Could you show each line of the records that contains the word "الغياب"?

--- EXERCISE DATA Enclosed Below ---

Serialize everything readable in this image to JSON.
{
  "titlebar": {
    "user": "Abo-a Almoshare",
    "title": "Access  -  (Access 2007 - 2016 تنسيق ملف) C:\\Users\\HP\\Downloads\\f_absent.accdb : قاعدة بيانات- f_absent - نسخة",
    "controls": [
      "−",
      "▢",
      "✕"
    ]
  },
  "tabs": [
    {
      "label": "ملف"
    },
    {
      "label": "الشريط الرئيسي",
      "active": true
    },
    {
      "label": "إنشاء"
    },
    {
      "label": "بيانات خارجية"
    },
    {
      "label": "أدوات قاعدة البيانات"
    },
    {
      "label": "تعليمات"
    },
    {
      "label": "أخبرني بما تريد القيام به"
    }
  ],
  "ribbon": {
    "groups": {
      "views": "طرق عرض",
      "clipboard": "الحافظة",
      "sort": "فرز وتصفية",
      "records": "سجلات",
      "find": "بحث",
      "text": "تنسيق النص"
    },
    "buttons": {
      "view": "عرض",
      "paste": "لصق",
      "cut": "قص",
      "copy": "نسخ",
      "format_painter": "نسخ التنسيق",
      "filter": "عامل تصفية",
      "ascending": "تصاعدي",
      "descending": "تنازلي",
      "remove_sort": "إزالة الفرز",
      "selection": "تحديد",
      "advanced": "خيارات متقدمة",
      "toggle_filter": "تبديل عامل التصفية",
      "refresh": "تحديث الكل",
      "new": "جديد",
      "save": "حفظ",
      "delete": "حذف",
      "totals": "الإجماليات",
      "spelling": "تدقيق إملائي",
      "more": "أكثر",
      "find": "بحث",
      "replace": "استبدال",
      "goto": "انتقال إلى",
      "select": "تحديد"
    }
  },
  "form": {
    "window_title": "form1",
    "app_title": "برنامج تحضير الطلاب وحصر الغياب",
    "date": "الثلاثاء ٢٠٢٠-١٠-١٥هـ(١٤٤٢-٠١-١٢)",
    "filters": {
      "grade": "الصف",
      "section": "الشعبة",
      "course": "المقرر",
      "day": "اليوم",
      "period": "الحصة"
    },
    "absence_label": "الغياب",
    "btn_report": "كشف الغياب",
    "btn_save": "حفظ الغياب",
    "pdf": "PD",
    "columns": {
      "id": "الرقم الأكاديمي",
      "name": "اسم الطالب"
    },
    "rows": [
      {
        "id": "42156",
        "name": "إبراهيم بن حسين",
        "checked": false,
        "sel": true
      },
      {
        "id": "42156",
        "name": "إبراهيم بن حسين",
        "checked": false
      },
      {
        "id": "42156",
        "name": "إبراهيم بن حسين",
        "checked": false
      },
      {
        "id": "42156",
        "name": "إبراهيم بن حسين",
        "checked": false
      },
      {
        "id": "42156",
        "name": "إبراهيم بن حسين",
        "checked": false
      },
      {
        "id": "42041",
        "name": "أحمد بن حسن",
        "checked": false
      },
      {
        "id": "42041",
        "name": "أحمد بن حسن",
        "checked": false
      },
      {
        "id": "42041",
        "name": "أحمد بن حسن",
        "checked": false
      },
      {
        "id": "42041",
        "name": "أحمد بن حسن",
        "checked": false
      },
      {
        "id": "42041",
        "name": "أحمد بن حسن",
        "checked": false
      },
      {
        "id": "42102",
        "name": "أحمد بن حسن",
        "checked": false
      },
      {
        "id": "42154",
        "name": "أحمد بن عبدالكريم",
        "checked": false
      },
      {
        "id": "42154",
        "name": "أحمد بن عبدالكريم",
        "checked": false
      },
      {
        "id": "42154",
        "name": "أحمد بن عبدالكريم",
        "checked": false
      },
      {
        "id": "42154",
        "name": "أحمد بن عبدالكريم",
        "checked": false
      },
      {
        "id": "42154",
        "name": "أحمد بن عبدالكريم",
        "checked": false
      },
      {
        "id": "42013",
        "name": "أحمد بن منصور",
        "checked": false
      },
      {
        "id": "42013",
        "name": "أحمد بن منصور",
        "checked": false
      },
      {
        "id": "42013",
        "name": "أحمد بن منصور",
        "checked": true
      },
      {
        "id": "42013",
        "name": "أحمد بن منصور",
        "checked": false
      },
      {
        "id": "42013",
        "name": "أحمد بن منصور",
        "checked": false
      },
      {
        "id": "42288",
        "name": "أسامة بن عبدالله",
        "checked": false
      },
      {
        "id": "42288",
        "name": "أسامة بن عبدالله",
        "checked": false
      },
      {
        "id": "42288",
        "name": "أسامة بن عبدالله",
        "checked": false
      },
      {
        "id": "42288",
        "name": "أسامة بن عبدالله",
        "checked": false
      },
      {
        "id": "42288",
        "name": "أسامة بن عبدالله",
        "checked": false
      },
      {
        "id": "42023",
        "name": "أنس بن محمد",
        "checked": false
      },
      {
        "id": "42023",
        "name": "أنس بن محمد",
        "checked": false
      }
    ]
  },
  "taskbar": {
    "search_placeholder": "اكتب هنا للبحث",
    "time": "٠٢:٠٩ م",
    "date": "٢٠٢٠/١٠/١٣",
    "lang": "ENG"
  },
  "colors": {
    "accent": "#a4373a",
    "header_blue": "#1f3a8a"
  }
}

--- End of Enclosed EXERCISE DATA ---

> _COMPLETED TASK_:
    "app_title": "برنامج تحضير الطلاب وحصر الغياب",
    "absence_label": "الغياب",
    "btn_report": "كشف الغياب",
    "btn_save": "حفظ الغياب",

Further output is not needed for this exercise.